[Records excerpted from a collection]
----

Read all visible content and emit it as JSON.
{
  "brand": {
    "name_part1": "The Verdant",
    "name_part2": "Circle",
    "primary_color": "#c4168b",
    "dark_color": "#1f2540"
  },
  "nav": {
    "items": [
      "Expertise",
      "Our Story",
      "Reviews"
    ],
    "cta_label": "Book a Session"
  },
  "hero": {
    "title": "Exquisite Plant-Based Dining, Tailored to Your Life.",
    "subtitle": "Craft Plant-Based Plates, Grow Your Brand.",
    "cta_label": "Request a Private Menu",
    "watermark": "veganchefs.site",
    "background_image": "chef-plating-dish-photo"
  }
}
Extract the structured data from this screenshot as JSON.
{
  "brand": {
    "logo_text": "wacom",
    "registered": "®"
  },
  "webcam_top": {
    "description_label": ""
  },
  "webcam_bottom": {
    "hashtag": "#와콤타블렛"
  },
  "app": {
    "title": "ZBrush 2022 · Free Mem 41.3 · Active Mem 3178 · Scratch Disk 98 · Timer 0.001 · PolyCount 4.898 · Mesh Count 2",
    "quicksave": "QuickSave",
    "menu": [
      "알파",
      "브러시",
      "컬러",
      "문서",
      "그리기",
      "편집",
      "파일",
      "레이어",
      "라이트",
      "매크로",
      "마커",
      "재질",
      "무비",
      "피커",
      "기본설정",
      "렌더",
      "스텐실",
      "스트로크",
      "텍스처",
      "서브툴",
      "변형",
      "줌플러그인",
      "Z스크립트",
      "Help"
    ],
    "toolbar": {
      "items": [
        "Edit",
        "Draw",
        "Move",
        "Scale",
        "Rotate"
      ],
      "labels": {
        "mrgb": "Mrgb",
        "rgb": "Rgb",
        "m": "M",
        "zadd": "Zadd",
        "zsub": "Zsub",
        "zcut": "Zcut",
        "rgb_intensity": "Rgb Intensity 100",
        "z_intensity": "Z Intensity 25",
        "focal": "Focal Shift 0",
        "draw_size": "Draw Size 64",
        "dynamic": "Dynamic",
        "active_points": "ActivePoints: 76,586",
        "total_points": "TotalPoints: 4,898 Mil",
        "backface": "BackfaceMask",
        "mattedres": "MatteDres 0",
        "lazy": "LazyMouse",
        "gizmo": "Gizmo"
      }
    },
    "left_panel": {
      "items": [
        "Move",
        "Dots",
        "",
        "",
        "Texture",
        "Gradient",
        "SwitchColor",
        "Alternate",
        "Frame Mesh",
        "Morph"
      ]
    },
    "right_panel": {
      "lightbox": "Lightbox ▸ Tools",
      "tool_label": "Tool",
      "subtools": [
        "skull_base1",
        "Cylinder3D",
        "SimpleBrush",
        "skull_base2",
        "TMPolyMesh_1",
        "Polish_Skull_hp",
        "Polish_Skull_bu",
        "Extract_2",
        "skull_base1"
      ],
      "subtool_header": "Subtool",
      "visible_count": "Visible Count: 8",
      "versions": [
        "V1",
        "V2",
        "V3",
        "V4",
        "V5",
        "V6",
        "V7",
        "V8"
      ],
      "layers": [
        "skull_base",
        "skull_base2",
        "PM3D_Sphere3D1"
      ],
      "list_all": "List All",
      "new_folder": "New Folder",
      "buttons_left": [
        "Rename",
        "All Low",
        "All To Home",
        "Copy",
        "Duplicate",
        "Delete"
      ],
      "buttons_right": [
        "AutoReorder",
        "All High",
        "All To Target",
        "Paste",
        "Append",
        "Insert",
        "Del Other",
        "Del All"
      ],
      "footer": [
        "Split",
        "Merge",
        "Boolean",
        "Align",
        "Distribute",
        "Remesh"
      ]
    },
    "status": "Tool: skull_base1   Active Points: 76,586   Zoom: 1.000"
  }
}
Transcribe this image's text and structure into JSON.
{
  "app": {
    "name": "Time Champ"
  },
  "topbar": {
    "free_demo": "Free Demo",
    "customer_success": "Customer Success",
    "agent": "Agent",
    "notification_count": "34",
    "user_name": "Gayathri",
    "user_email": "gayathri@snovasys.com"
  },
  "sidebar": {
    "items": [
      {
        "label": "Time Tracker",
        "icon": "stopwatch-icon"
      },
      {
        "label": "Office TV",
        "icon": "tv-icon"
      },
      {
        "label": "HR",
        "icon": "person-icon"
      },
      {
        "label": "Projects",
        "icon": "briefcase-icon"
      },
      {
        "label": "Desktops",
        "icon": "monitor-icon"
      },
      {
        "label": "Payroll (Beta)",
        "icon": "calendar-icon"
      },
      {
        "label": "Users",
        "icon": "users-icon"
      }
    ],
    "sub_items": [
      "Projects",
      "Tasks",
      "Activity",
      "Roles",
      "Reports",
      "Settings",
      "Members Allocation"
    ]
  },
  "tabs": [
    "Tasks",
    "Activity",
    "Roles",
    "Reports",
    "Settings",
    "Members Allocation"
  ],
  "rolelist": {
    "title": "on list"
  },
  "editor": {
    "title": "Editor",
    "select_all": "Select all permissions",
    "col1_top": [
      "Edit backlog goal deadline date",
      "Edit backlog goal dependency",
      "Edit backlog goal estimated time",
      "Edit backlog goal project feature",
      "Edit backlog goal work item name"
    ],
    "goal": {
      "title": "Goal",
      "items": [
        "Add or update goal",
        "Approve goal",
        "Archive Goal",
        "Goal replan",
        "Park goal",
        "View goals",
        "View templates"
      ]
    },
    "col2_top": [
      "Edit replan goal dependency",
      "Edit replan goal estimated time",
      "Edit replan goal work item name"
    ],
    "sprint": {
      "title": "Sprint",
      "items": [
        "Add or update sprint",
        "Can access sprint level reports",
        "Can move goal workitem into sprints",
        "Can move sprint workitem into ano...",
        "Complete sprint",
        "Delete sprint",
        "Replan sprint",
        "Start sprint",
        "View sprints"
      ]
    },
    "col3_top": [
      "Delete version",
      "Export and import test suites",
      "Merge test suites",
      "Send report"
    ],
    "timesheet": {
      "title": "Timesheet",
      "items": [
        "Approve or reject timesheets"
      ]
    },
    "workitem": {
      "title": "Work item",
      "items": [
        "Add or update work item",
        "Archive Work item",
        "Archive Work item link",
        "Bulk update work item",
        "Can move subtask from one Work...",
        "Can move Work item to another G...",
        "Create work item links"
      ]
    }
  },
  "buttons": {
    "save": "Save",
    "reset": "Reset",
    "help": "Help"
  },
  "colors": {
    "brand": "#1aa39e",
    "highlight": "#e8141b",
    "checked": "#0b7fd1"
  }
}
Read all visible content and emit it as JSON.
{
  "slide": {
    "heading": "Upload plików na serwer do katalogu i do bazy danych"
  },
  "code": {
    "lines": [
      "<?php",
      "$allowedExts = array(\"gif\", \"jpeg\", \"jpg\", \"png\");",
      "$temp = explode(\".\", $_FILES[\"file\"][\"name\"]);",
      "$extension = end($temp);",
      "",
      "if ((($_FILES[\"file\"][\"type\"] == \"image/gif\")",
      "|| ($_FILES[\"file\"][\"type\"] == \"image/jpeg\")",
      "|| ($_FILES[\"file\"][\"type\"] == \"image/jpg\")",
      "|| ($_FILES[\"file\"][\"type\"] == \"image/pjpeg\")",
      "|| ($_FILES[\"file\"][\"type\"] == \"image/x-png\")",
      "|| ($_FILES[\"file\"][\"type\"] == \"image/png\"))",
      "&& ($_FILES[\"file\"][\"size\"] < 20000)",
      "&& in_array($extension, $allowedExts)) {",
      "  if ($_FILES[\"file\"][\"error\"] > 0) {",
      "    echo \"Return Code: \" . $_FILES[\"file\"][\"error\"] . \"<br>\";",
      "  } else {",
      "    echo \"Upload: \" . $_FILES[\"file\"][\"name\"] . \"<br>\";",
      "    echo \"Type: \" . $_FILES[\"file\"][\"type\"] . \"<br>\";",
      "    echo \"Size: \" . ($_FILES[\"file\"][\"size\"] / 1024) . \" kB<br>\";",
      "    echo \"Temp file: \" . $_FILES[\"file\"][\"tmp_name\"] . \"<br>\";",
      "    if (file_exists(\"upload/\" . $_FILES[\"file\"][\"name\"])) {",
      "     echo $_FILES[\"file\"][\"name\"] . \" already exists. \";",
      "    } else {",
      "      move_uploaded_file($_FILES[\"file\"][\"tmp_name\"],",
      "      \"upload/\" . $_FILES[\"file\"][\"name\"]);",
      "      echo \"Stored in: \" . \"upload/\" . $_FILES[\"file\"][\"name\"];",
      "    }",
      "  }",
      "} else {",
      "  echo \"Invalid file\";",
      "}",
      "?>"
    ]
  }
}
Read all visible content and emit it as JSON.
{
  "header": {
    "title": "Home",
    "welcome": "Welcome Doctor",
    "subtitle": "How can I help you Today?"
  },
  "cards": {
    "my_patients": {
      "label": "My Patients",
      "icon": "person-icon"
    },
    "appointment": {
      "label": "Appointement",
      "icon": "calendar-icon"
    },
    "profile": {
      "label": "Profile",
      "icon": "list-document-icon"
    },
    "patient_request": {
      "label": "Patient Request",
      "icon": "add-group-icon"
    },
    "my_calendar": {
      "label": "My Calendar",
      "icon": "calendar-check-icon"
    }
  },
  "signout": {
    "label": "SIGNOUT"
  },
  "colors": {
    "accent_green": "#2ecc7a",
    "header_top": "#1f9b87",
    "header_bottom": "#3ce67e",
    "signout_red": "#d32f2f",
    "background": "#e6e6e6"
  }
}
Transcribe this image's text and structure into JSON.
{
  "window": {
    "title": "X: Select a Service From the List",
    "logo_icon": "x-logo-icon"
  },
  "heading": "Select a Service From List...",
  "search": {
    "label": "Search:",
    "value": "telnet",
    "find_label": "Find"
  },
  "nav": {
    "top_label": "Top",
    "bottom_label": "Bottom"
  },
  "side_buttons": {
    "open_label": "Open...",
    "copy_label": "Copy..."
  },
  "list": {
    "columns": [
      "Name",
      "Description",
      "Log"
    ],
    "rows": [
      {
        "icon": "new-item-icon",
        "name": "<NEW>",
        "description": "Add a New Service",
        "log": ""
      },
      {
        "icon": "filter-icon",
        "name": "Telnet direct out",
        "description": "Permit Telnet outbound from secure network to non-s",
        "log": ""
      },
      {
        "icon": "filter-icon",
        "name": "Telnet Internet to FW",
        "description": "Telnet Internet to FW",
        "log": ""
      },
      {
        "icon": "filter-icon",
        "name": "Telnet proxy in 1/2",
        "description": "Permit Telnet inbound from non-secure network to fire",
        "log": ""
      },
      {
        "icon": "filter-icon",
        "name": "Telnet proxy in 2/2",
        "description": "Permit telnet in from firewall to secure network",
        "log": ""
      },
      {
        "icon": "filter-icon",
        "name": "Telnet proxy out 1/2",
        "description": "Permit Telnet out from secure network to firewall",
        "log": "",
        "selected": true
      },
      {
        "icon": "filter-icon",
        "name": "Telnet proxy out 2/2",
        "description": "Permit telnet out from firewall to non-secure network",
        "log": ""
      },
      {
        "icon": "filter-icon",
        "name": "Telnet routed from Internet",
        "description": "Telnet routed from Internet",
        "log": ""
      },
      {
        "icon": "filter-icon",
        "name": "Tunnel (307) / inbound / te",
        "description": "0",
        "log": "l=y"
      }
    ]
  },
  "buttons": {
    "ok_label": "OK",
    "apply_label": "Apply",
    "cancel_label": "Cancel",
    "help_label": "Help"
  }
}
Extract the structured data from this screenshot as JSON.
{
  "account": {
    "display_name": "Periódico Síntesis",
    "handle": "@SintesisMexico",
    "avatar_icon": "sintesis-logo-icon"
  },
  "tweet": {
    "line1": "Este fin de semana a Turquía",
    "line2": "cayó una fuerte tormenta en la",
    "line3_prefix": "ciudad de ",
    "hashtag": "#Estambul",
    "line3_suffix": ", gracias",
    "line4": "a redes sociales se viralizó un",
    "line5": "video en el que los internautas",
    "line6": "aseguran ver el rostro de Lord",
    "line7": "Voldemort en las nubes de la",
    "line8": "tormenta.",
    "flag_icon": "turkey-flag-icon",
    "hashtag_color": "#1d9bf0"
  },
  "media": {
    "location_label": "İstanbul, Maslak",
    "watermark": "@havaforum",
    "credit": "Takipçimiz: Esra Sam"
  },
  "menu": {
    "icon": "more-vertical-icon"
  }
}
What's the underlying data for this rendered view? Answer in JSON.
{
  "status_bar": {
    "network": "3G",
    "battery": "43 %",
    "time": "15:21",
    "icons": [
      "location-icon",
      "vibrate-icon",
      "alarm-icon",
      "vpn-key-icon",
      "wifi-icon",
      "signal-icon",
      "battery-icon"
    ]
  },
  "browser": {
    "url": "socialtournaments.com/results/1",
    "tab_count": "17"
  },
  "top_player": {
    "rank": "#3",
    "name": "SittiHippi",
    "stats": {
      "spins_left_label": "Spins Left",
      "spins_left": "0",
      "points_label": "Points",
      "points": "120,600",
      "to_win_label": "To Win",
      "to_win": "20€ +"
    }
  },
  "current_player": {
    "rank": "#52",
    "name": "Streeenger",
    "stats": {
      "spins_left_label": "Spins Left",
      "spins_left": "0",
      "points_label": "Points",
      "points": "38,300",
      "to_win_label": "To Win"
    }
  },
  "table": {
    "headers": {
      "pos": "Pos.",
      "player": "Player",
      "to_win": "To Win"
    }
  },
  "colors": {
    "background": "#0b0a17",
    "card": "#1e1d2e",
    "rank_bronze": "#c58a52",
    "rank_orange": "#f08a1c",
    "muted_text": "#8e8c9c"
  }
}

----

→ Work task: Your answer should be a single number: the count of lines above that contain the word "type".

→ Answer for this exercise: 7